§ What you will do: Could you give back the records exactly, taking out the pictures?
☆ ☆ ☆ ☆
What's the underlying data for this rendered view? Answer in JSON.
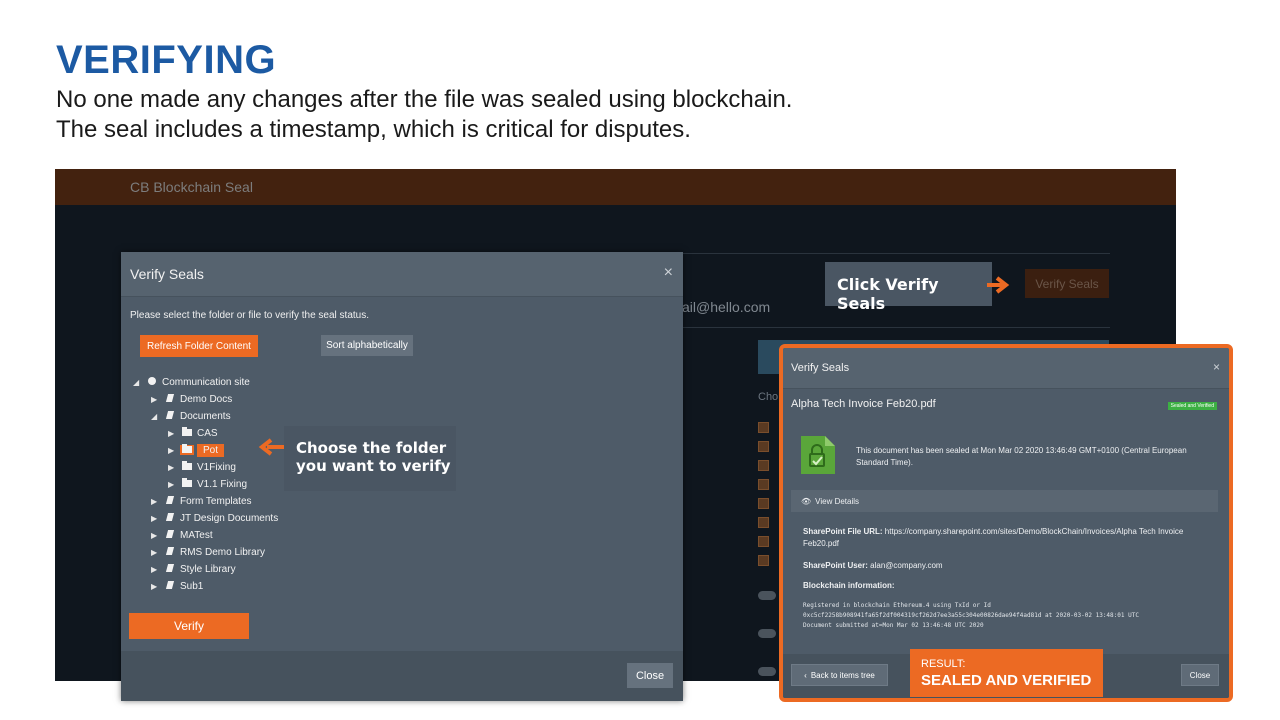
{
  "slide": {
    "title": "VERIFYING",
    "line1": "No one made any changes after the file was sealed using blockchain.",
    "line2": "The seal includes a timestamp, which is critical for disputes."
  },
  "app": {
    "title": "CB Blockchain Seal",
    "email_fragment": "ail@hello.com",
    "verify_seals_button": "Verify Seals",
    "choose_fragment": "Cho"
  },
  "dialog": {
    "title": "Verify Seals",
    "close_icon": "×",
    "instruction": "Please select the folder or file to verify the seal status.",
    "refresh_button": "Refresh Folder Content",
    "sort_button": "Sort alphabetically",
    "verify_button": "Verify",
    "close_button": "Close",
    "tree": [
      {
        "label": "Communication site",
        "icon": "globe-icon"
      },
      {
        "label": "Demo Docs",
        "icon": "library-icon"
      },
      {
        "label": "Documents",
        "icon": "library-icon"
      },
      {
        "label": "CAS",
        "icon": "folder-icon"
      },
      {
        "label": "Pot",
        "icon": "folder-icon",
        "selected": true
      },
      {
        "label": "V1Fixing",
        "icon": "folder-icon"
      },
      {
        "label": "V1.1 Fixing",
        "icon": "folder-icon"
      },
      {
        "label": "Form Templates",
        "icon": "library-icon"
      },
      {
        "label": "JT Design Documents",
        "icon": "library-icon"
      },
      {
        "label": "MATest",
        "icon": "library-icon"
      },
      {
        "label": "RMS Demo Library",
        "icon": "library-icon"
      },
      {
        "label": "Style Library",
        "icon": "library-icon"
      },
      {
        "label": "Sub1",
        "icon": "library-icon"
      }
    ]
  },
  "callouts": {
    "verify": "Click Verify Seals",
    "folder_line1": "Choose the folder",
    "folder_line2": "you want to verify"
  },
  "result": {
    "title": "Verify Seals",
    "close_icon": "×",
    "filename": "Alpha Tech Invoice Feb20.pdf",
    "badge": "Sealed and Verified",
    "sealed_text": "This document has been sealed at Mon Mar 02 2020 13:46:49 GMT+0100 (Central European Standard Time).",
    "view_details": "View Details",
    "url_label": "SharePoint File URL:",
    "url_value": "https://company.sharepoint.com/sites/Demo/BlockChain/Invoices/Alpha Tech Invoice Feb20.pdf",
    "user_label": "SharePoint User:",
    "user_value": "alan@company.com",
    "blockchain_label": "Blockchain information:",
    "bc_line1": "Registered in blockchain Ethereum.4 using TxId or Id",
    "bc_line2": "0xc5cf2258b908941fa65f2df004319cf262d7ee3a55c304e00826dae94f4ad81d at 2020-03-02 13:48:01 UTC",
    "bc_line3": "Document submitted at=Mon Mar 02 13:46:48 UTC 2020",
    "back_button": "Back to items tree",
    "close_button": "Close",
    "result_small": "RESULT:",
    "result_big": "SEALED AND VERIFIED"
  },
  "colors": {
    "title_blue": "#1c5aa3",
    "accent_orange": "#ec6a23",
    "dialog_bg": "#4e5b68",
    "verified_green": "#3cb043"
  }
}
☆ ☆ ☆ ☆
§ Response to the exercise:
What's the underlying data for this rendered view? Answer in JSON.
{
  "slide": {
    "title": "VERIFYING",
    "line1": "No one made any changes after the file was sealed using blockchain.",
    "line2": "The seal includes a timestamp, which is critical for disputes."
  },
  "app": {
    "title": "CB Blockchain Seal",
    "email_fragment": "ail@hello.com",
    "verify_seals_button": "Verify Seals",
    "choose_fragment": "Cho"
  },
  "dialog": {
    "title": "Verify Seals",
    "close_icon": "×",
    "instruction": "Please select the folder or file to verify the seal status.",
    "refresh_button": "Refresh Folder Content",
    "sort_button": "Sort alphabetically",
    "verify_button": "Verify",
    "close_button": "Close",
    "tree": [
      {
        "label": "Communication site",
        "icon": "globe-icon"
      },
      {
        "label": "Demo Docs",
        "icon": "library-icon"
      },
      {
        "label": "Documents",
        "icon": "library-icon"
      },
      {
        "label": "CAS",
        "icon": "folder-icon"
      },
      {
        "label": "Pot",
        "icon": "folder-icon",
        "selected": true
      },
      {
        "label": "V1Fixing",
        "icon": "folder-icon"
      },
      {
        "label": "V1.1 Fixing",
        "icon": "folder-icon"
      },
      {
        "label": "Form Templates",
        "icon": "library-icon"
      },
      {
        "label": "JT Design Documents",
        "icon": "library-icon"
      },
      {
        "label": "MATest",
        "icon": "library-icon"
      },
      {
        "label": "RMS Demo Library",
        "icon": "library-icon"
      },
      {
        "label": "Style Library",
        "icon": "library-icon"
      },
      {
        "label": "Sub1",
        "icon": "library-icon"
      }
    ]
  },
  "callouts": {
    "verify": "Click Verify Seals",
    "folder_line1": "Choose the folder",
    "folder_line2": "you want to verify"
  },
  "result": {
    "title": "Verify Seals",
    "close_icon": "×",
    "filename": "Alpha Tech Invoice Feb20.pdf",
    "badge": "Sealed and Verified",
    "sealed_text": "This document has been sealed at Mon Mar 02 2020 13:46:49 GMT+0100 (Central European Standard Time).",
    "view_details": "View Details",
    "url_label": "SharePoint File URL:",
    "url_value": "https://company.sharepoint.com/sites/Demo/BlockChain/Invoices/Alpha Tech Invoice Feb20.pdf",
    "user_label": "SharePoint User:",
    "user_value": "alan@company.com",
    "blockchain_label": "Blockchain information:",
    "bc_line1": "Registered in blockchain Ethereum.4 using TxId or Id",
    "bc_line2": "0xc5cf2258b908941fa65f2df004319cf262d7ee3a55c304e00826dae94f4ad81d at 2020-03-02 13:48:01 UTC",
    "bc_line3": "Document submitted at=Mon Mar 02 13:46:48 UTC 2020",
    "back_button": "Back to items tree",
    "close_button": "Close",
    "result_small": "RESULT:",
    "result_big": "SEALED AND VERIFIED"
  },
  "colors": {
    "title_blue": "#1c5aa3",
    "accent_orange": "#ec6a23",
    "dialog_bg": "#4e5b68",
    "verified_green": "#3cb043"
  }
}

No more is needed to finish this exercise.